EXCERPTED RECORDS:
────────────────
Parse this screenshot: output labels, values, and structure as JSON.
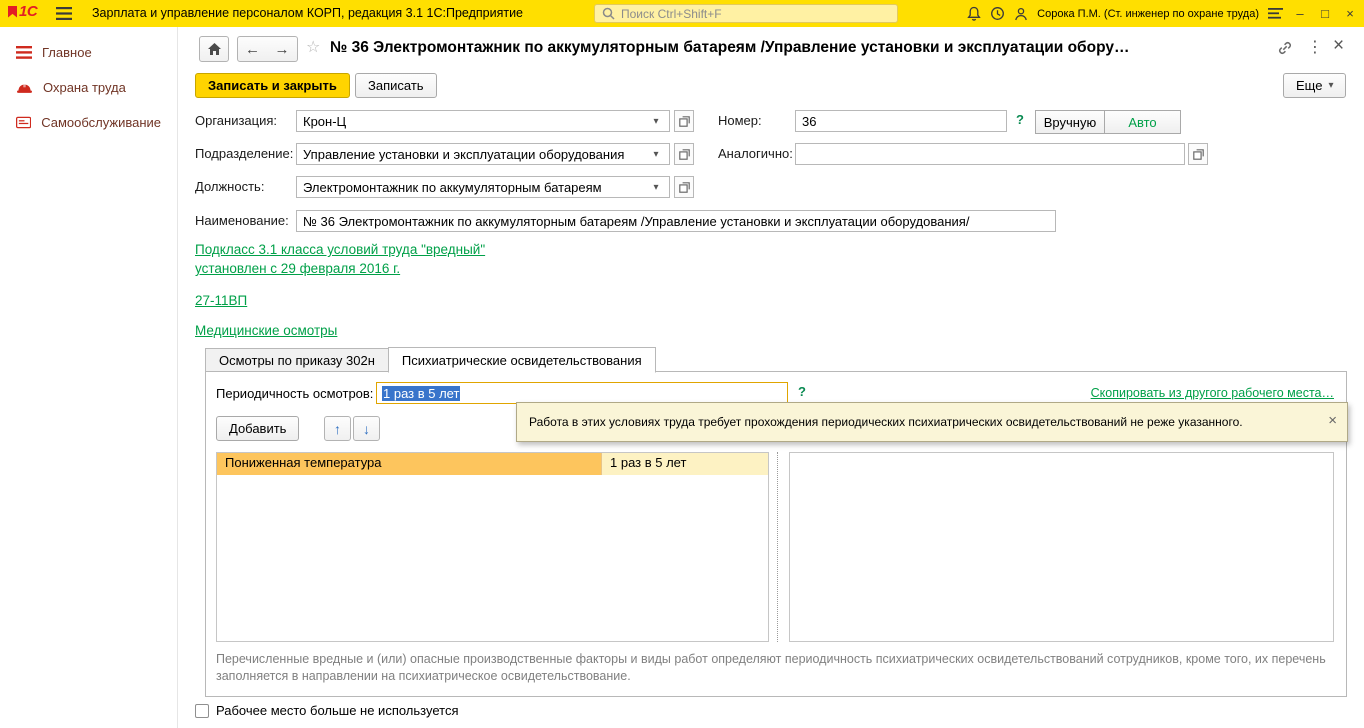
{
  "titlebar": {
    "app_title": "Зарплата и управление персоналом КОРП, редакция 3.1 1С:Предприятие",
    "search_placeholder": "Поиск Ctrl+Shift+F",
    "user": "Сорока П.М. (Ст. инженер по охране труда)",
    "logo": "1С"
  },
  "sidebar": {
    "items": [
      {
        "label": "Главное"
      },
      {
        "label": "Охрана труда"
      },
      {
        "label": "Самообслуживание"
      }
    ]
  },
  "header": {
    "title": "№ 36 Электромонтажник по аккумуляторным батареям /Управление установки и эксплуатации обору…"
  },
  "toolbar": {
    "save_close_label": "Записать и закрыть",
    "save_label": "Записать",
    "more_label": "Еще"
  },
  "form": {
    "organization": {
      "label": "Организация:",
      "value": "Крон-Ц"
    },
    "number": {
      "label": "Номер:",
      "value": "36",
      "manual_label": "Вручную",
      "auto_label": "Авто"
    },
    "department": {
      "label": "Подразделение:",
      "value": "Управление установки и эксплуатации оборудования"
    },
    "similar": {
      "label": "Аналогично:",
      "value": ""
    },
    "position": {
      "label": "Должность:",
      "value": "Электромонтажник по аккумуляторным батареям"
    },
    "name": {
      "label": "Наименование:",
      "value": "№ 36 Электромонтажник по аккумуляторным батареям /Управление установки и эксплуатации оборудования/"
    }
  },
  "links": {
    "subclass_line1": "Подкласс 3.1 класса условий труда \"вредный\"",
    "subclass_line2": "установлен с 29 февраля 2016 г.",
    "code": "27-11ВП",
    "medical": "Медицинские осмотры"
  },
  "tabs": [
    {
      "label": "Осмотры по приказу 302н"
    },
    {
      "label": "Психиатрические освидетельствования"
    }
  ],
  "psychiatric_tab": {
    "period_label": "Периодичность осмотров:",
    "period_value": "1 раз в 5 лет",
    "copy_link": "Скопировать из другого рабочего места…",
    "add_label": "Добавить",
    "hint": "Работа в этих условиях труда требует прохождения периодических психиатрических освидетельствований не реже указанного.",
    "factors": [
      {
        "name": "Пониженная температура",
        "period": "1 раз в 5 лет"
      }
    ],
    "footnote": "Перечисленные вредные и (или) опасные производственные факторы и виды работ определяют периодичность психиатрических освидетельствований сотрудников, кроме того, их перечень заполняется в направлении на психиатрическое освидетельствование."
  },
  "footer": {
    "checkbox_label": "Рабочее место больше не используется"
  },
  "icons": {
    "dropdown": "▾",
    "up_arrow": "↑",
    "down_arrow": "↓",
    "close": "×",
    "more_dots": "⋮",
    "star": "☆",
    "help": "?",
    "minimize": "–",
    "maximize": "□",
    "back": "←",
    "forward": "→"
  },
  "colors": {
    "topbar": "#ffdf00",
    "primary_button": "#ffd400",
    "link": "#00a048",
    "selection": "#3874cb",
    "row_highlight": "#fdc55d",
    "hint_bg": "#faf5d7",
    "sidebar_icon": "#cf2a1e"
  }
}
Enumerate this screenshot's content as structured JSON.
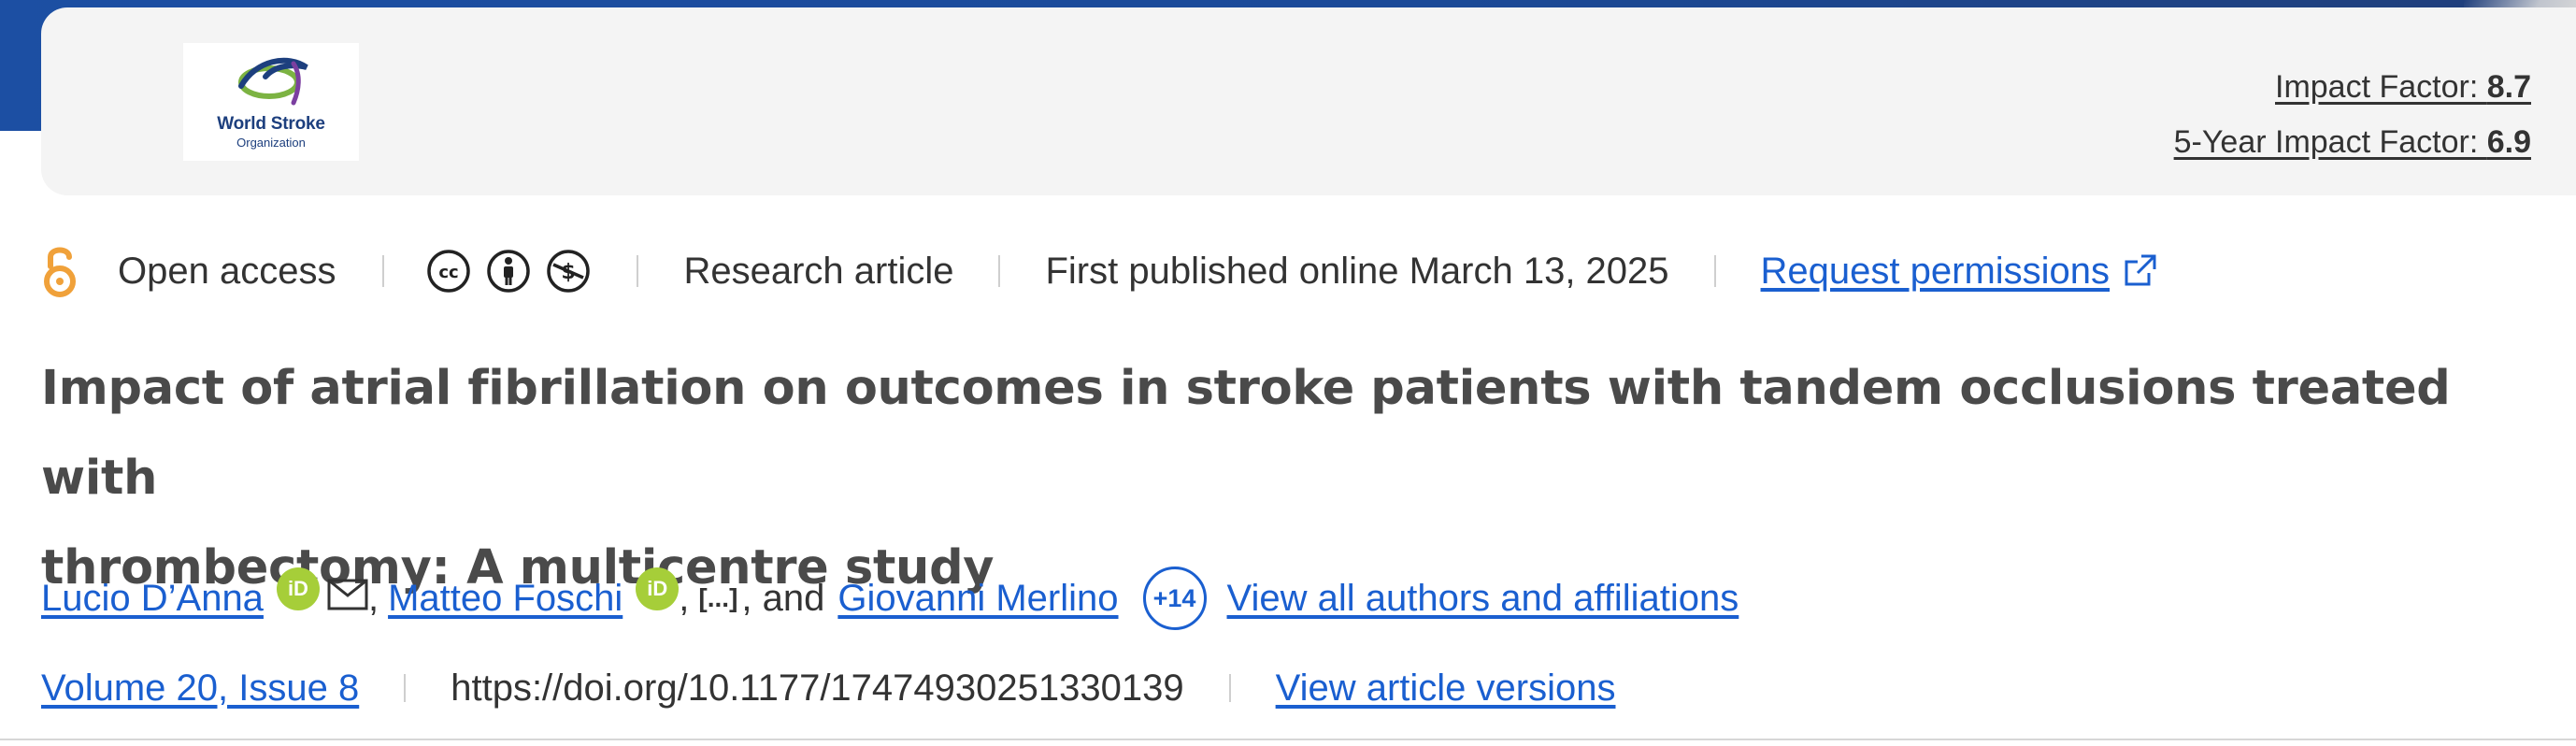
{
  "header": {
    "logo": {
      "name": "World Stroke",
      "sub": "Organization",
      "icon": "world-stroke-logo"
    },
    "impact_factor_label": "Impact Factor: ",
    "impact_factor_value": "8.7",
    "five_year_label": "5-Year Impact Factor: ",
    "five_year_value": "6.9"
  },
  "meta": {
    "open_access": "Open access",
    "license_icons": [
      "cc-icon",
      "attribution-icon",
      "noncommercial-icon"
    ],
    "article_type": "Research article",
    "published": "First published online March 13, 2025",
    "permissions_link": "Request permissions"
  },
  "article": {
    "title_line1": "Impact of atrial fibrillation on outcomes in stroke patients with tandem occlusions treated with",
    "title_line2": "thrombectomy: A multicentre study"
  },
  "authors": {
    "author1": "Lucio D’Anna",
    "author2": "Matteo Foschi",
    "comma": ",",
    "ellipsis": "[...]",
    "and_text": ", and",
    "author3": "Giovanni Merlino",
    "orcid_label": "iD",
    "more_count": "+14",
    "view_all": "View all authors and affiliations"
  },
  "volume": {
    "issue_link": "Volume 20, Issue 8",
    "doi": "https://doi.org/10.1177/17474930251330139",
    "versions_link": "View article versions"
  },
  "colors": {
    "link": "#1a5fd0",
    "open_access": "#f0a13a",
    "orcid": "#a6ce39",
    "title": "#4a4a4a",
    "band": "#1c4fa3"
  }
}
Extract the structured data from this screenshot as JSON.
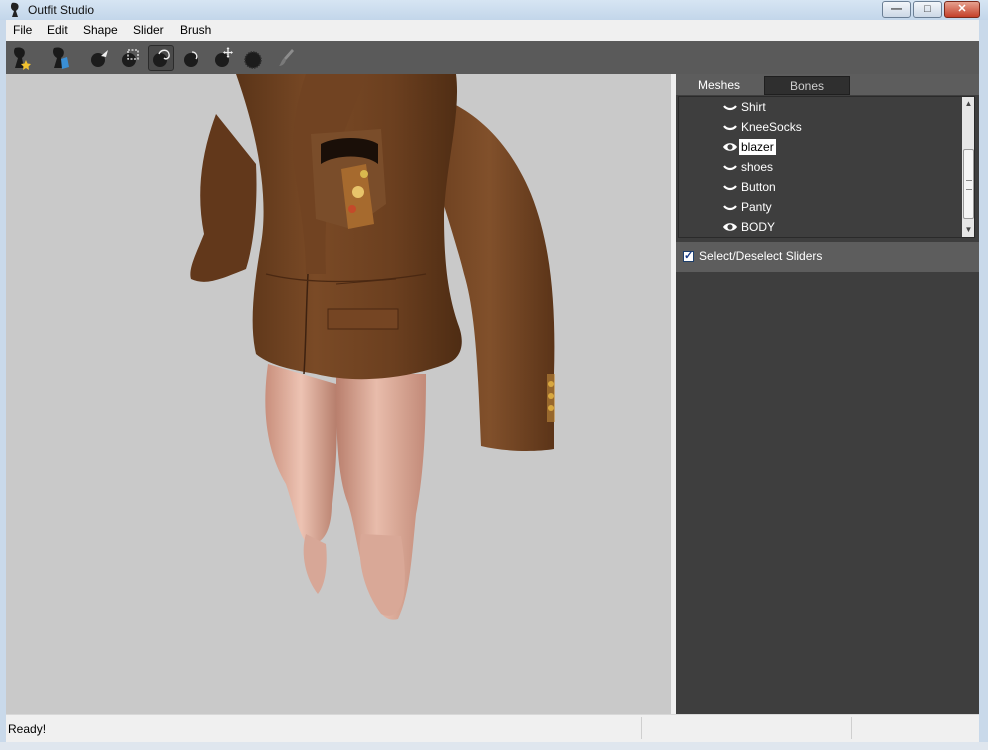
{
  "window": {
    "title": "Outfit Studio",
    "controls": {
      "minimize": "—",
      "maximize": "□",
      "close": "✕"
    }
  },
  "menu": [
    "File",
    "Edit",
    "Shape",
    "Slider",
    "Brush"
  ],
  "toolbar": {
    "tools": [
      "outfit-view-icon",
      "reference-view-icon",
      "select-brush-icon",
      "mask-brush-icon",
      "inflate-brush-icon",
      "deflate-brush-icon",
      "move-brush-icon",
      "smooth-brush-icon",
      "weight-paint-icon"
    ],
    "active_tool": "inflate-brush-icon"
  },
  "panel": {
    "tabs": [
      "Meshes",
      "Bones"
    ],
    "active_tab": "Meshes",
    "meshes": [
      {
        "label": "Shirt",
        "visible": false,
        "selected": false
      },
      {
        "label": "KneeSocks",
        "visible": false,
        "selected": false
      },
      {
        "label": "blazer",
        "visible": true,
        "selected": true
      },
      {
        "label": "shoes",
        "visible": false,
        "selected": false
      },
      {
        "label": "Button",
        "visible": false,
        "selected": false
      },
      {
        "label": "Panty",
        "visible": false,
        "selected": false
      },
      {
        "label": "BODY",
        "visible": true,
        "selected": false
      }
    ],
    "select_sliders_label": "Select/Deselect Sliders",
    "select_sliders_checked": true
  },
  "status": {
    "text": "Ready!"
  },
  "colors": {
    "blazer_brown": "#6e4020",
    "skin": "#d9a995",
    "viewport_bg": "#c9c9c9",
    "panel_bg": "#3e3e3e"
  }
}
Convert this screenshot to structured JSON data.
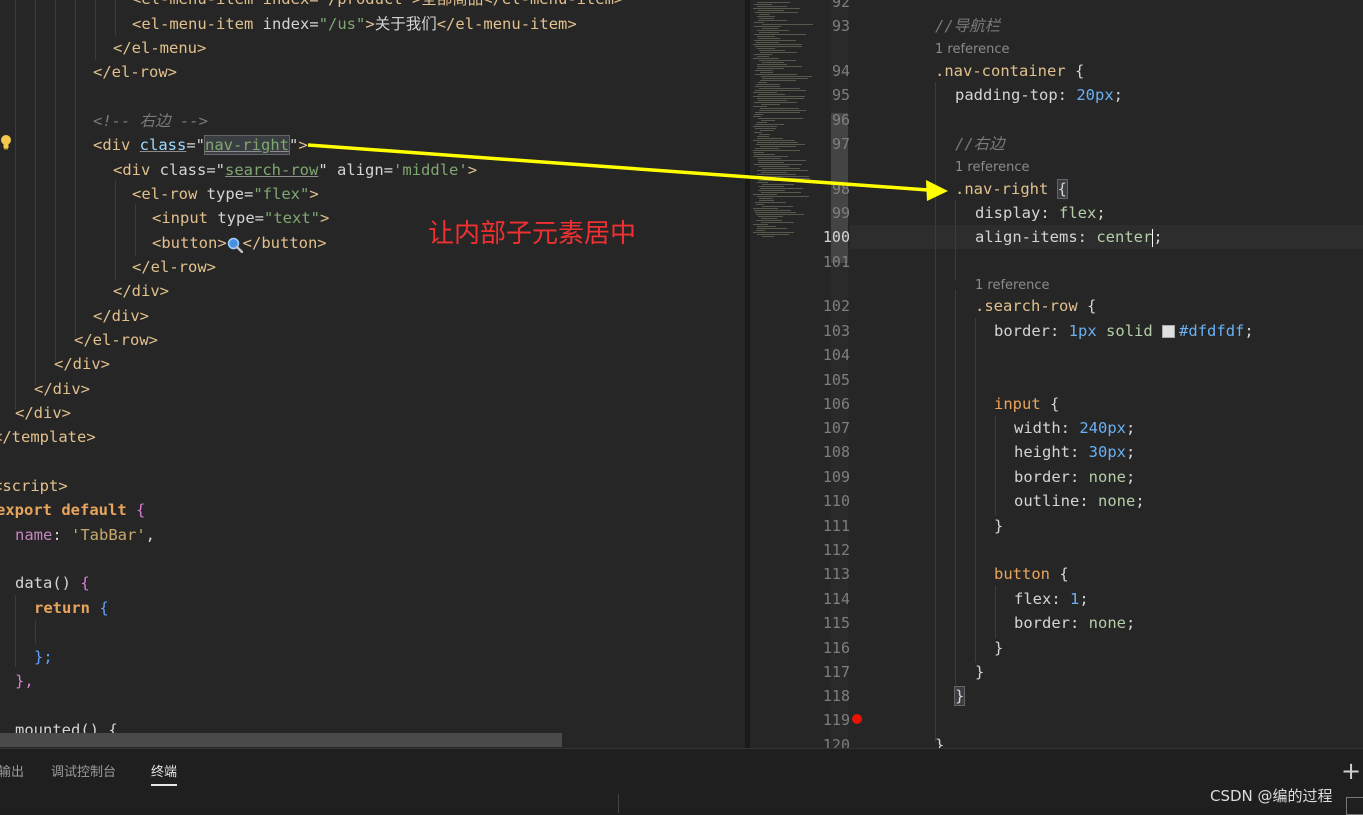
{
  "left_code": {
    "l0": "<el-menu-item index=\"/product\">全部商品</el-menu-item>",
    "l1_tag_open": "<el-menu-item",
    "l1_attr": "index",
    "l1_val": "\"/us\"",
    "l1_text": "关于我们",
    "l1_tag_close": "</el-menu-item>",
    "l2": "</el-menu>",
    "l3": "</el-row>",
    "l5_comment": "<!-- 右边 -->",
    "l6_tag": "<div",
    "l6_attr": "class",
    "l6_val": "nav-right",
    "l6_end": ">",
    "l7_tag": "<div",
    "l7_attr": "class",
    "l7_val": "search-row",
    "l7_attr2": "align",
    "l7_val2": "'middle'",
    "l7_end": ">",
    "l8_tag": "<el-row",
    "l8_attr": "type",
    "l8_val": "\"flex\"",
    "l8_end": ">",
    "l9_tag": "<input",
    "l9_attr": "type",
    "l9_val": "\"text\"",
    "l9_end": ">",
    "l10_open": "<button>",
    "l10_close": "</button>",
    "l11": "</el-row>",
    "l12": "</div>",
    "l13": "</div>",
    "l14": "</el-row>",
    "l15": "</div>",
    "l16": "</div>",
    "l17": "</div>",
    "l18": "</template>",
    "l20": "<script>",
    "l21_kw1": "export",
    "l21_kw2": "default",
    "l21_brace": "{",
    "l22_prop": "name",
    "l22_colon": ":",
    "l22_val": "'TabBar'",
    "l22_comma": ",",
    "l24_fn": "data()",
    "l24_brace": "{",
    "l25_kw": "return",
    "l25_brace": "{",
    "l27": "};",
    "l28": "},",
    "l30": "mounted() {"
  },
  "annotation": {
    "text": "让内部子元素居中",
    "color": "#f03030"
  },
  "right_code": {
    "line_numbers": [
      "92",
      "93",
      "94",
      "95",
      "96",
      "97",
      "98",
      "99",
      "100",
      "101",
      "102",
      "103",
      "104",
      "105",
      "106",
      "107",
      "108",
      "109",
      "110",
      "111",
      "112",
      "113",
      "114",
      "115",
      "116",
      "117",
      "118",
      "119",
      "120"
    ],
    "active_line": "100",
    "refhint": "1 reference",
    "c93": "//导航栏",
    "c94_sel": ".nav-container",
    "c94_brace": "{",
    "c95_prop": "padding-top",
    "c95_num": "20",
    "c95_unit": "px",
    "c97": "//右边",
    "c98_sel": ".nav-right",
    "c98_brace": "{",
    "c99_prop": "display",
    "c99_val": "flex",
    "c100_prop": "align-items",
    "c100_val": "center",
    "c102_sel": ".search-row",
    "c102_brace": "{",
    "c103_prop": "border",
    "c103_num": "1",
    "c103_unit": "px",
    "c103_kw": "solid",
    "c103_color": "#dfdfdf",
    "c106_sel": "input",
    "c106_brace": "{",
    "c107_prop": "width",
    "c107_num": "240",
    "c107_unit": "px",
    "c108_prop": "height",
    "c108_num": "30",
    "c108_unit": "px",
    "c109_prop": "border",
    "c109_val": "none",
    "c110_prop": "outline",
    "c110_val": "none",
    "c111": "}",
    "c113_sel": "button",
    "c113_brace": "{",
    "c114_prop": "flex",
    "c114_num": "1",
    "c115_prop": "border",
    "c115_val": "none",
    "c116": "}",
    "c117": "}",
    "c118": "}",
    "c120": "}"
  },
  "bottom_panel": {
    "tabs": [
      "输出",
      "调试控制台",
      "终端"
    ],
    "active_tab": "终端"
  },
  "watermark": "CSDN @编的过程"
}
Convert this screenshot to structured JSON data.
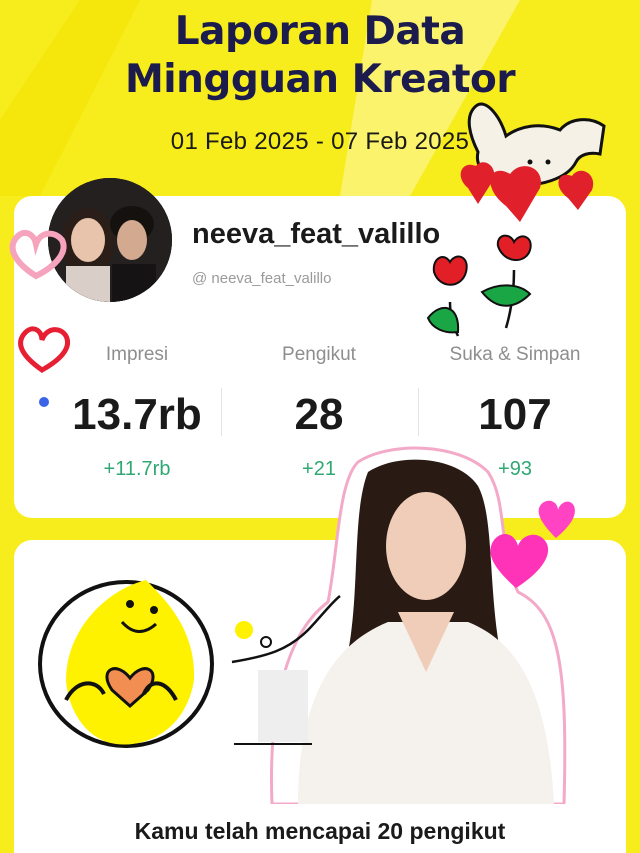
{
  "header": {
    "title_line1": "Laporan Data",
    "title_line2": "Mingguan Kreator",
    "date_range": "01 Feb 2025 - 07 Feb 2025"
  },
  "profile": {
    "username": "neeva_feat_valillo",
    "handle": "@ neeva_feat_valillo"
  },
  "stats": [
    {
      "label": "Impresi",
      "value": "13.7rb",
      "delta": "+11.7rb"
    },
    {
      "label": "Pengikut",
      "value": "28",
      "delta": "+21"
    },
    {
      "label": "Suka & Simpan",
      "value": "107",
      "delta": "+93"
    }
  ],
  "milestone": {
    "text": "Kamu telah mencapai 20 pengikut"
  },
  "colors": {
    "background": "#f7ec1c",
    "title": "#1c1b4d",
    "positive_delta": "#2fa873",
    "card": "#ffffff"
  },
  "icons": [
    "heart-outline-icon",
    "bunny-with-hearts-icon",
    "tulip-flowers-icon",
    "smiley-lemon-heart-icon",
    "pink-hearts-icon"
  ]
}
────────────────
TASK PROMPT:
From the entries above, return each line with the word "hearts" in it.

ANSWER SECTION:
    "bunny-with-hearts-icon",
    "pink-hearts-icon"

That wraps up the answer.